TQM activity: Focus on the development of an accurate mission profile, and translate these operational parameters into measurable design requirements
Design process: Establish management policy which stresses design process and adequate time for requirements flowdown, etc. over program and delivery schedule
Design process: Ensure trade studies are an iterative part of the design process
Obtaining-retaining staff: Establish personnel management policy that matches employee skills with the job
Monitoring progress: Conduct monthly technical progress reviews; use onsite reps to review test procedures and witness tests
Managing risk: Provide formal reports to all levels of management on technical status, problems, corrective actions, and impact (See Conduct Risk Assessments)
TQM During Concept Exploration
The TQM effort begun in the conceptual phase of the acquisition cycle is vitally concerned with establishing a rapport between the developer and the buyer or customer and a recognition of the latter's stated performance requirement, mission profiles, system characteristics, and environmental factors.
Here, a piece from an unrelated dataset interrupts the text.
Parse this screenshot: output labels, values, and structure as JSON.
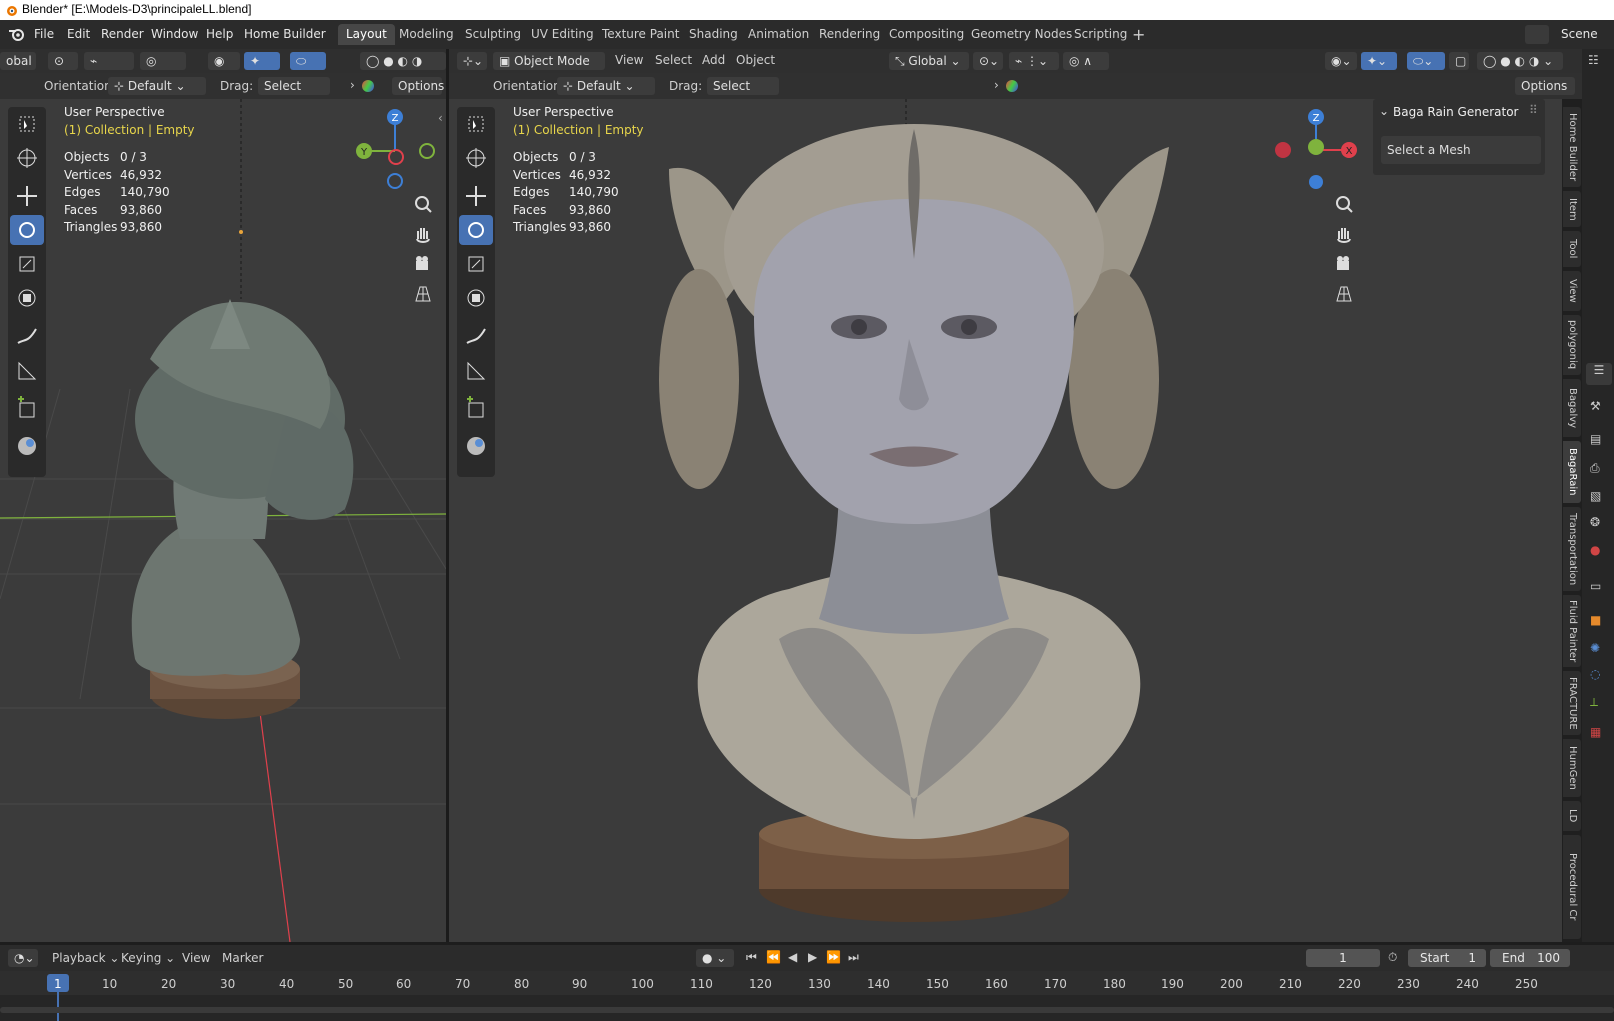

Those statements are translated into measurable design, manufacturing, and support parameters that are verified during demonstration and validation. Early TQM activity is outlined in the activities: Develop Mission Profile and Prepare the "A" Spec. Trade studies are used to identify potential characteristics which would accelerate design maturity while making the design more compatible with and less sensitive to variations in manufacturing and operational conditions.
Monitoring Technical Progress
In many cases technical data, in the form of progress or test reports, are used to monitor technical progress. Since these reports normally follow the work performed by 30 to 90 days, any assessment or control of technical progress is lost. To provide real time monitoring and reduce data requirements, technical progress should be monitored through the use of onsite technical representatives or the performance of monthly progress reviews. To ensure that adequate substantiating data is available for monthly progress reviews, it maybe necessary to include contract requirements for certain technical data. However, cost savings may be realized by allowing the contractor to retain the data for the onsite reviews, rather than require delivery of the data to the government.
Technical Data Requirements and Considerations
Adequate technical data in the form of engineering drawings, specifications,and standards often are required for competitive reprocurement or the procurement of spare and repair parts. To ensure the adequacy of the data, an independent review activity should be used to verify the suitability and completeness of the data for its intended use. Contractor claims of proprietary data should be thoroughly investigated. If the contractor's claims are verified and the data is required for competitive reprocurement, the procurement of the proprietary data should be considered.
Does the contractor's corporate design policy include trade studies?
Are training programs in effect which satisfy employer and employee current and future needs?
Are tours stable for key personnel, avoiding transfer of critical personnel at principal project milestones?
Are monthly technical progress reviews planned?
Will onsite technical representatives be used to review test procedures and witness tests?
Has an independent review been made to ensure only the procurement of minimum technical data?
Will drawings planned for second source procurement be reviewed by an independent activity to determine their completeness and accuracy?
Are periodic formal reports provided to all levels of management on the technical status, problems, corrective actions, and subsequent project impact?
Have technical risk indicators been generated for design, test,
manufacturing,cost, and management?